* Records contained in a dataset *
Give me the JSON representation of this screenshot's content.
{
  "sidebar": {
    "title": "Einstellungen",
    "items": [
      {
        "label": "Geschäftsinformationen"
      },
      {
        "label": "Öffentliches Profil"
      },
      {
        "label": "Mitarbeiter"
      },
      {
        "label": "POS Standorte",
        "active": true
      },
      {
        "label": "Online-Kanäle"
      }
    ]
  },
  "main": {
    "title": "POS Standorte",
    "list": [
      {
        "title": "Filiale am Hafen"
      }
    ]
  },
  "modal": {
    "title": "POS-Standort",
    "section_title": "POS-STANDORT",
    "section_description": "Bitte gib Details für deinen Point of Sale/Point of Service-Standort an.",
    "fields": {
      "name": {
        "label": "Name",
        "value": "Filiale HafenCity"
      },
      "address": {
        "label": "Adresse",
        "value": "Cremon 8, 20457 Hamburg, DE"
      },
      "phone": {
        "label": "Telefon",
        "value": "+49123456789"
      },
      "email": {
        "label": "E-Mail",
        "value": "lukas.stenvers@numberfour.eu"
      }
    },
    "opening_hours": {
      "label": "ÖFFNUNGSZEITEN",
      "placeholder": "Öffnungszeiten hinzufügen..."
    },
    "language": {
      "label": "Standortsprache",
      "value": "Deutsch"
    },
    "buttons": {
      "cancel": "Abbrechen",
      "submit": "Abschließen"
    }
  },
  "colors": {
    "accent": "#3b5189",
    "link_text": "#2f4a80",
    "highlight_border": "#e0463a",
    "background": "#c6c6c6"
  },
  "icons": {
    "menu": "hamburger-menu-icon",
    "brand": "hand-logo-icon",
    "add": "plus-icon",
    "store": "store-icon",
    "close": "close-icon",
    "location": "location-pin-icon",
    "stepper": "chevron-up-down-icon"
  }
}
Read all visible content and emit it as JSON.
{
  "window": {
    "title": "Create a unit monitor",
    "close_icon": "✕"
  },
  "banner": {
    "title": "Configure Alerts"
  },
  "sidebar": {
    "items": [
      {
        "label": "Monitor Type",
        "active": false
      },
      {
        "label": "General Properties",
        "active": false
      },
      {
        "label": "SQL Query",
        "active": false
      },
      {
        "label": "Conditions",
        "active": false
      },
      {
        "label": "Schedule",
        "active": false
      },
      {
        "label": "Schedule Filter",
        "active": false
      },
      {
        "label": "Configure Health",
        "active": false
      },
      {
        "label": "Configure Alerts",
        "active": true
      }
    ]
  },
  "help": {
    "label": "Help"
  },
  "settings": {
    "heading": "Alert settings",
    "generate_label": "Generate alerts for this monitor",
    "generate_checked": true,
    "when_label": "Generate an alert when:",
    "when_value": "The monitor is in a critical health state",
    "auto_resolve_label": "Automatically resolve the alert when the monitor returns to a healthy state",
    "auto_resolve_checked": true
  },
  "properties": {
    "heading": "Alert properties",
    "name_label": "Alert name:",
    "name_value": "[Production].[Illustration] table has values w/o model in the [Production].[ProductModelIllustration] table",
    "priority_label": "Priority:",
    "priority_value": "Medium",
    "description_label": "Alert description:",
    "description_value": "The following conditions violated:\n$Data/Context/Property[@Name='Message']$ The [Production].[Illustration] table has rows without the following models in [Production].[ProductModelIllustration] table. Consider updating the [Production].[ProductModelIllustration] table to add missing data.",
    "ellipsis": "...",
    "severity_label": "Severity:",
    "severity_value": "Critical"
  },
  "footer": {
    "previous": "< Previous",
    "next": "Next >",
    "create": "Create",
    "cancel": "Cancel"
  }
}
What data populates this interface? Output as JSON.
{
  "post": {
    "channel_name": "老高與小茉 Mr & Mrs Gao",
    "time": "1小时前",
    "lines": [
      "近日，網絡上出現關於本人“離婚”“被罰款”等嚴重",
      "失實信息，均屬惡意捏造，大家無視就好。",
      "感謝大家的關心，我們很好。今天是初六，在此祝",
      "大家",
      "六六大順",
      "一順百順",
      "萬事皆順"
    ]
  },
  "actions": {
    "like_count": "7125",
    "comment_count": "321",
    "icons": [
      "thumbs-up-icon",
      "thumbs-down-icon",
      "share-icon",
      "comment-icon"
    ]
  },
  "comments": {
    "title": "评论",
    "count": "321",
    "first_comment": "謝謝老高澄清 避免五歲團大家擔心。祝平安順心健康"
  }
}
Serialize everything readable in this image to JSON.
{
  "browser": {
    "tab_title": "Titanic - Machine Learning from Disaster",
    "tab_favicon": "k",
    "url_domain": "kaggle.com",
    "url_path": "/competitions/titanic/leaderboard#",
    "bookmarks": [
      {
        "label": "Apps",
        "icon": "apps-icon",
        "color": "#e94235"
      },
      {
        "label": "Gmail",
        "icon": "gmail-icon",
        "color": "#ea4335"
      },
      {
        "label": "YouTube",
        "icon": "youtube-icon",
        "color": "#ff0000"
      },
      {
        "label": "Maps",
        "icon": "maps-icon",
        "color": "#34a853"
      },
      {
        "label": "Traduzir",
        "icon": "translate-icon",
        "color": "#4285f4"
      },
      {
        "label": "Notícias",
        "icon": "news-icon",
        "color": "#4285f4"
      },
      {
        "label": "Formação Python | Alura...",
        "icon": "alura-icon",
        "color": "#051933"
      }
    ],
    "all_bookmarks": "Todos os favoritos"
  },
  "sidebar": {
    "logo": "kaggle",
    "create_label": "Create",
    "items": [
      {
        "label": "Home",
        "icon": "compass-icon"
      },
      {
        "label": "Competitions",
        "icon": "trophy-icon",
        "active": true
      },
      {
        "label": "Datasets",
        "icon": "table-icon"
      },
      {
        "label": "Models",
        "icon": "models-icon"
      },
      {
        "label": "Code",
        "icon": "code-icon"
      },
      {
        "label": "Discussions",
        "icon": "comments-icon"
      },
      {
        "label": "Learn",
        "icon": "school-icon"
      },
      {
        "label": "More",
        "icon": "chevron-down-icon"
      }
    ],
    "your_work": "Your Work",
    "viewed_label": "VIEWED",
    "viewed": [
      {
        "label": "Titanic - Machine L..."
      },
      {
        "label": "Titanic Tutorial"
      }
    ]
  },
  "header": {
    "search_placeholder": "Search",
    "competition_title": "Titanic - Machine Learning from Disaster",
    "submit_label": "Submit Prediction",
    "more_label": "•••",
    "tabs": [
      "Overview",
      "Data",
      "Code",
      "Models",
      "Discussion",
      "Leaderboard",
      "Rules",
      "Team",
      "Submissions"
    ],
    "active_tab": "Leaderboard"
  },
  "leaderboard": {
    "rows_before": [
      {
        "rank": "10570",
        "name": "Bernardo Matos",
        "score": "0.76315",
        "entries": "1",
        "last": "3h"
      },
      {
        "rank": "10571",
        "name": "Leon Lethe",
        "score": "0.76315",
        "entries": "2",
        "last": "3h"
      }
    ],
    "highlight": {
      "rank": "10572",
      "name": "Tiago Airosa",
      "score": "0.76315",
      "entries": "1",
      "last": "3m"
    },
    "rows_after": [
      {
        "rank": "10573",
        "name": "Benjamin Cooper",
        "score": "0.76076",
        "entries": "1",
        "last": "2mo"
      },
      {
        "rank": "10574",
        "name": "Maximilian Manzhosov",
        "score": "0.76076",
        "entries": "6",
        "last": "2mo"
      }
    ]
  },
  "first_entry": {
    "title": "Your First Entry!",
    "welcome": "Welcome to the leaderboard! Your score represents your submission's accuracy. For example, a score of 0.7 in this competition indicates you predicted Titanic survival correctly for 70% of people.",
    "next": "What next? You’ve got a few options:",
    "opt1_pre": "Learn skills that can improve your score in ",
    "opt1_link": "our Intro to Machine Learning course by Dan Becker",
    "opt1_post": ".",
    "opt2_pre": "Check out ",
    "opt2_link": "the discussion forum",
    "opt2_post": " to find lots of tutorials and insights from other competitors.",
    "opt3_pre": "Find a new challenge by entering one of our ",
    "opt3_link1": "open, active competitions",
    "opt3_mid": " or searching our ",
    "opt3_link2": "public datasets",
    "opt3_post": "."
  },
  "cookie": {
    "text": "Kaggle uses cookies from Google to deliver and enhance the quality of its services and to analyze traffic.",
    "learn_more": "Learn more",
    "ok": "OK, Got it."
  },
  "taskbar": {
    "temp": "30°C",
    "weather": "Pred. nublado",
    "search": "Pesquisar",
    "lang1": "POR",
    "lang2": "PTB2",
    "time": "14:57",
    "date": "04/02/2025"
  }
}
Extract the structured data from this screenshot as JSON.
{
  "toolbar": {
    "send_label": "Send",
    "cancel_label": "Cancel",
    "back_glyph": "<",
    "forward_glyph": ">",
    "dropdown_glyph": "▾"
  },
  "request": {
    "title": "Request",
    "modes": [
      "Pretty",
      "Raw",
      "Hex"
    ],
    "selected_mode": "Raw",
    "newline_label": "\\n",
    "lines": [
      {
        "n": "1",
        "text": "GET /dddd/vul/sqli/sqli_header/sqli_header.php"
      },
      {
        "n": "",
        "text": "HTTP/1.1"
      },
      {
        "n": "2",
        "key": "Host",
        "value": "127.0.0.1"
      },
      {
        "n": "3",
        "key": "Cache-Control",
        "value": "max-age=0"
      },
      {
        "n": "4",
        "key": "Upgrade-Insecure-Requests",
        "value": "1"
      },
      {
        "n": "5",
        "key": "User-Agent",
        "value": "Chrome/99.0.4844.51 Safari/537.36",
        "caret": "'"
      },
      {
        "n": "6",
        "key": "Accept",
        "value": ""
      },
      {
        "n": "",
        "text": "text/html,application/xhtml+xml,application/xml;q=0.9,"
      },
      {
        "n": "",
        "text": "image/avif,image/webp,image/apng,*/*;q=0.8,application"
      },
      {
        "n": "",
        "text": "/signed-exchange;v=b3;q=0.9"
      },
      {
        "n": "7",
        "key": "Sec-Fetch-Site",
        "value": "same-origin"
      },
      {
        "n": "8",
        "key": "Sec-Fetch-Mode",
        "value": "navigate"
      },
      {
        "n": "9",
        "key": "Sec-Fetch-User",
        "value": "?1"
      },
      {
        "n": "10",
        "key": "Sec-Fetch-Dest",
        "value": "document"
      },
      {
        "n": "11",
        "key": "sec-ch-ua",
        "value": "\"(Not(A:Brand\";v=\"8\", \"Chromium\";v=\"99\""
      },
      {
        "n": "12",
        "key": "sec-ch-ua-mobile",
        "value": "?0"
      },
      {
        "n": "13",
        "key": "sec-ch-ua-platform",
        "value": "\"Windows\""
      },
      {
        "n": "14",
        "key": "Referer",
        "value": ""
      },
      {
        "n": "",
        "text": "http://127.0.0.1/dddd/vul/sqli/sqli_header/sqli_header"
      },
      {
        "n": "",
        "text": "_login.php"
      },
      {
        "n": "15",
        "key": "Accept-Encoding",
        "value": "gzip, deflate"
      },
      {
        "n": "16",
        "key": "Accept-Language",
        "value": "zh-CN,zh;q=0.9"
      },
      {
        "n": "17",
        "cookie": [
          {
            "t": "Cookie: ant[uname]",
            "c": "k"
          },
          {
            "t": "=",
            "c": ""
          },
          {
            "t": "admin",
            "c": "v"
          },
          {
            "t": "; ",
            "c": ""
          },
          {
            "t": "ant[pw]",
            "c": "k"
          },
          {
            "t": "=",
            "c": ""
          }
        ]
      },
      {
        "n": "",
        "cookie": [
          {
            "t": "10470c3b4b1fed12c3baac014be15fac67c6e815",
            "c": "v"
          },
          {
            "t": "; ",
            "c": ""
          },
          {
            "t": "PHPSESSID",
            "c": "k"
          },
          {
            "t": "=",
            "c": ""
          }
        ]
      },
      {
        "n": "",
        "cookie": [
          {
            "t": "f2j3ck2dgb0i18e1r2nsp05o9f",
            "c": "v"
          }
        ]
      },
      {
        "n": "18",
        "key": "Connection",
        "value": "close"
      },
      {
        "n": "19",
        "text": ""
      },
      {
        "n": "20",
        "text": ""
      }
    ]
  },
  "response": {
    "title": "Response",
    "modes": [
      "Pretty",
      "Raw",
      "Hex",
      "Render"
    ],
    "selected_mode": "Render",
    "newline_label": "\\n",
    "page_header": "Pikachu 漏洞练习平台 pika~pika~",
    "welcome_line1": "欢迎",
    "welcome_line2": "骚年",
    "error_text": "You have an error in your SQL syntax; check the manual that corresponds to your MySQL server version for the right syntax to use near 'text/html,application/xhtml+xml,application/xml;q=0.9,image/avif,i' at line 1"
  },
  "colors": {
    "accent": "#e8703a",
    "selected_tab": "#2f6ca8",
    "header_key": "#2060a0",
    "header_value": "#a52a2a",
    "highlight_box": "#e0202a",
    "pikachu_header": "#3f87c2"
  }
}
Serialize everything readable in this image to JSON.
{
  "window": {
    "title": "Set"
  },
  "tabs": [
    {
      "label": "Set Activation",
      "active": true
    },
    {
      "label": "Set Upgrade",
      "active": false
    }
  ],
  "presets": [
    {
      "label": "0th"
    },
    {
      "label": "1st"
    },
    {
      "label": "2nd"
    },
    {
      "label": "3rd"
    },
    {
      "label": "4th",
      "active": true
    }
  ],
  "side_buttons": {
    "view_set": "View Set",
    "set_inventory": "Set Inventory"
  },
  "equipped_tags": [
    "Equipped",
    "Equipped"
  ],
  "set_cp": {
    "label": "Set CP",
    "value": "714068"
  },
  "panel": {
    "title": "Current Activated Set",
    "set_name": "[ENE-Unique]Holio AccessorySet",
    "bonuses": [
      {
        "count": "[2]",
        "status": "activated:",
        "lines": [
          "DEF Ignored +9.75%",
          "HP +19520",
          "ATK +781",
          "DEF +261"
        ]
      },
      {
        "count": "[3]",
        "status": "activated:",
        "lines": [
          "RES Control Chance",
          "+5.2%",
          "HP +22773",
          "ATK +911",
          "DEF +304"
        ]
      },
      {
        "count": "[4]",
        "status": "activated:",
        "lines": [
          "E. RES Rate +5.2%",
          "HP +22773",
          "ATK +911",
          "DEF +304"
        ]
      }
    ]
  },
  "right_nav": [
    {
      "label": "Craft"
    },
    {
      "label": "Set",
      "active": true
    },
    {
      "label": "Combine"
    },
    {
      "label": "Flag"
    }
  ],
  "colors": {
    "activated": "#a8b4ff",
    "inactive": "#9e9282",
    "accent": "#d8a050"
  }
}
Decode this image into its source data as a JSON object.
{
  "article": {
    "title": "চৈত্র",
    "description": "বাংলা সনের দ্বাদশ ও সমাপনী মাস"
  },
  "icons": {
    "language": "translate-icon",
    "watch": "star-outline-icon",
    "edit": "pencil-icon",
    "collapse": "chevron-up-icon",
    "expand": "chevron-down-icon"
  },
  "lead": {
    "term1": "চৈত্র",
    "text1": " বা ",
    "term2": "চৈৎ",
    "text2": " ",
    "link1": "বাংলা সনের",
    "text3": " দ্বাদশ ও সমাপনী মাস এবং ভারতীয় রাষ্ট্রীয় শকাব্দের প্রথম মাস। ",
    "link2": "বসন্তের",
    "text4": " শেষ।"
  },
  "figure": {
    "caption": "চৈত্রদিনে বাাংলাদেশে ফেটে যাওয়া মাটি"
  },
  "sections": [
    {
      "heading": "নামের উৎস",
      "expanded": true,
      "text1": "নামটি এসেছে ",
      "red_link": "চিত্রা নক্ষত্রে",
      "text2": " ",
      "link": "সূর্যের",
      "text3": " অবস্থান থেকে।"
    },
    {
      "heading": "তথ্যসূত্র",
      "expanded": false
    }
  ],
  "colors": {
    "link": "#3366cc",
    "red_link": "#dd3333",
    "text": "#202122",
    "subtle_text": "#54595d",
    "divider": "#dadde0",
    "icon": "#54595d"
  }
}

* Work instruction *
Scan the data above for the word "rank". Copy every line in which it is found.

* Answer to the exercise *
        "rank": "10570",
        "rank": "10571",
      "rank": "10572",
        "rank": "10573",
        "rank": "10574",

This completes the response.